Billie Silvey
Retirement and
Emotional Well-Being
Retirement, which might seem like a permanent vacation,
took me through all sorts of
emotional turmoil.  Beginning
with serious illness, I first felt very happy--and very
grateful.

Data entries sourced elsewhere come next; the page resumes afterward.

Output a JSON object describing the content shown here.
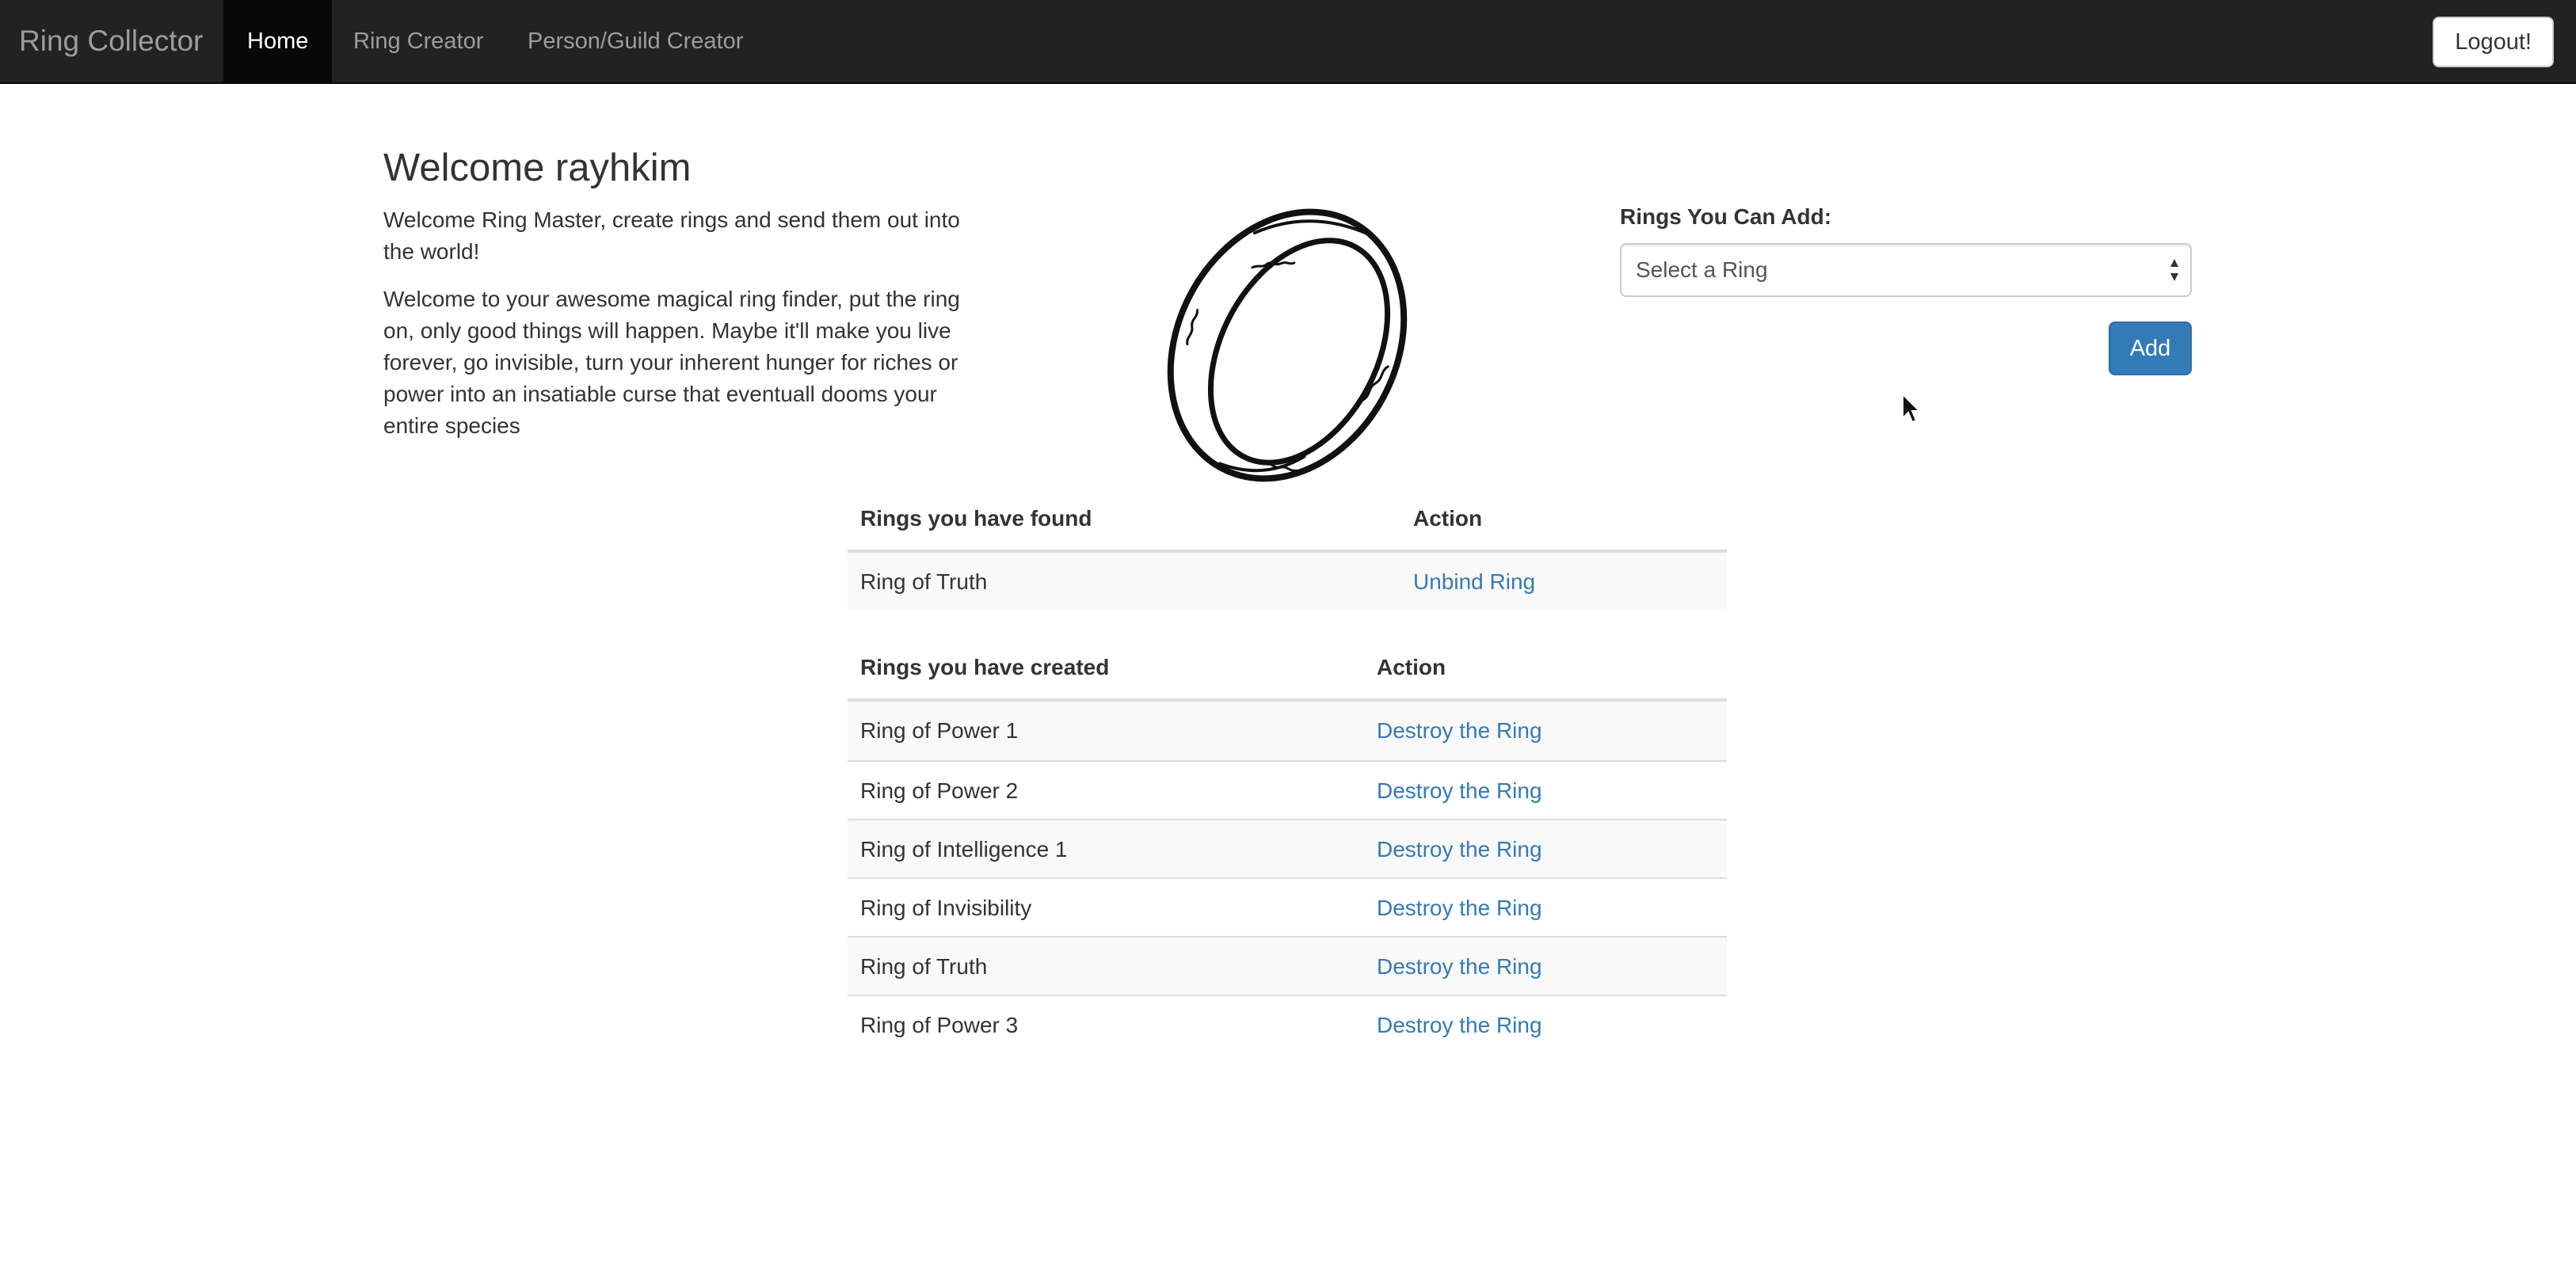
{
  "navbar": {
    "brand": "Ring Collector",
    "items": [
      {
        "label": "Home",
        "active": true
      },
      {
        "label": "Ring Creator",
        "active": false
      },
      {
        "label": "Person/Guild Creator",
        "active": false
      }
    ],
    "logout_label": "Logout!"
  },
  "welcome": {
    "title": "Welcome rayhkim",
    "intro": "Welcome Ring Master, create rings and send them out into the world!",
    "description": "Welcome to your awesome magical ring finder, put the ring on, only good things will happen. Maybe it'll make you live forever, go invisible, turn your inherent hunger for riches or power into an insatiable curse that eventuall dooms your entire species"
  },
  "add_ring_form": {
    "label": "Rings You Can Add:",
    "select_value": "Select a Ring",
    "add_label": "Add"
  },
  "found_table": {
    "headers": [
      "Rings you have found",
      "Action"
    ],
    "rows": [
      {
        "name": "Ring of Truth",
        "action": "Unbind Ring"
      }
    ]
  },
  "created_table": {
    "headers": [
      "Rings you have created",
      "Action"
    ],
    "rows": [
      {
        "name": "Ring of Power 1",
        "action": "Destroy the Ring"
      },
      {
        "name": "Ring of Power 2",
        "action": "Destroy the Ring"
      },
      {
        "name": "Ring of Intelligence 1",
        "action": "Destroy the Ring"
      },
      {
        "name": "Ring of Invisibility",
        "action": "Destroy the Ring"
      },
      {
        "name": "Ring of Truth",
        "action": "Destroy the Ring"
      },
      {
        "name": "Ring of Power 3",
        "action": "Destroy the Ring"
      }
    ]
  },
  "colors": {
    "navbar_bg": "#222222",
    "navbar_active_bg": "#080808",
    "link": "#337ab7",
    "primary_button": "#337ab7"
  },
  "icons": {
    "ring_image": "one-ring-image",
    "select_arrows": "select-arrows-icon",
    "cursor": "mouse-cursor-icon"
  }
}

My life had been spared, my family and my
church family were supportive, and every day, I felt
stronger and more capable.  

Then the bottom fell out.  Suddenly, I felt very old and
sad.  My recovery wasn't progressing nearly as fast as it
had at first, and I wondered why I'd been spared since I
didn't feel that I had a lot to live for.  

I had studied, taught and written about the Bible all my life,
and I know what it says about the brevity of life:  "You are
a mist that appears for a little while and then vanishes"
(James 4:14).  "All men are like grass, and all their glory is
like the flowers of the field; the grass withers and the
flowers fall" (1 Peter 1:24).  I'd even written about the
brevity of life,  but still my own old age took me by

I had always been young and vital.  Living in my own
mind, my consciousness was magnified to the point that it
was impossible to imagine the world without my being
here to comprehend it.

Retirement was an identity crisis for me; I felt as if I hardly
knew myself.  I had written about time management, and
yet I couldn't seem to think of anything better to do than
watch TV.  I'd written books about faith, but mine seemed
to be failing.  I'd written about growing old with God, but I
seemed just to be growing old, and God seemed far
I prayed for strength.  I looked back over my life and
considered all the great lessons I'd taught.  I wondered if I
had ever really believed them at all.  

Now I find myself coming out of that phase, too.  God has
been faithful and has answered my prayers.  He's given me
a renewed sense of myself as someone who is slightly
older, not quite so strong, but still able to do what each
day demands, to help the people around me, and to find
joy in a quieter, simpler, less hectic lifestyle.

Preparing for retirement has little to do with money.  God
is faithful.  He gives us what we need.  It has to do, rather,
with being prepared for a new sense of time, of self, of
others and of God, while caring for ourselves physically,
mentally and emotionally, loving our families, friends and  
church families, and being emotionally honest through the
stages of adjustment that come our way.

Father, thank you for your presence through a long life.
Thank you that you're still with me--guiding, providing,
sometimes chiding, but constantly drawing me homeward
to you.  

Thank you for my family, friends and church family.  
Thank you for their love and my love for them.  Help me
learn to love more deeply by drawing on your love for me.

Thank you for food and shelter, health and strength, and
the ability to appreciate the beauty around me.  Help me
look for beauty and joy, and determine to find it.

Help me continue to put my life in your hands, trusting that
you'll make me the kind of person you'd have me be.

Thank you for an abiding curiosity and interest in the
varied aspects of the life you've given me.  Help me retain
an interest in  the world around me--people who have
needs that I can't imagine, but whom I can pray for and
work to help.  

And help me grow more interested in the life you've
promised--a continuation of the fullness of my life in you.  
Because of Jesus, Amen.
March 2013
Physical Health
Mental Health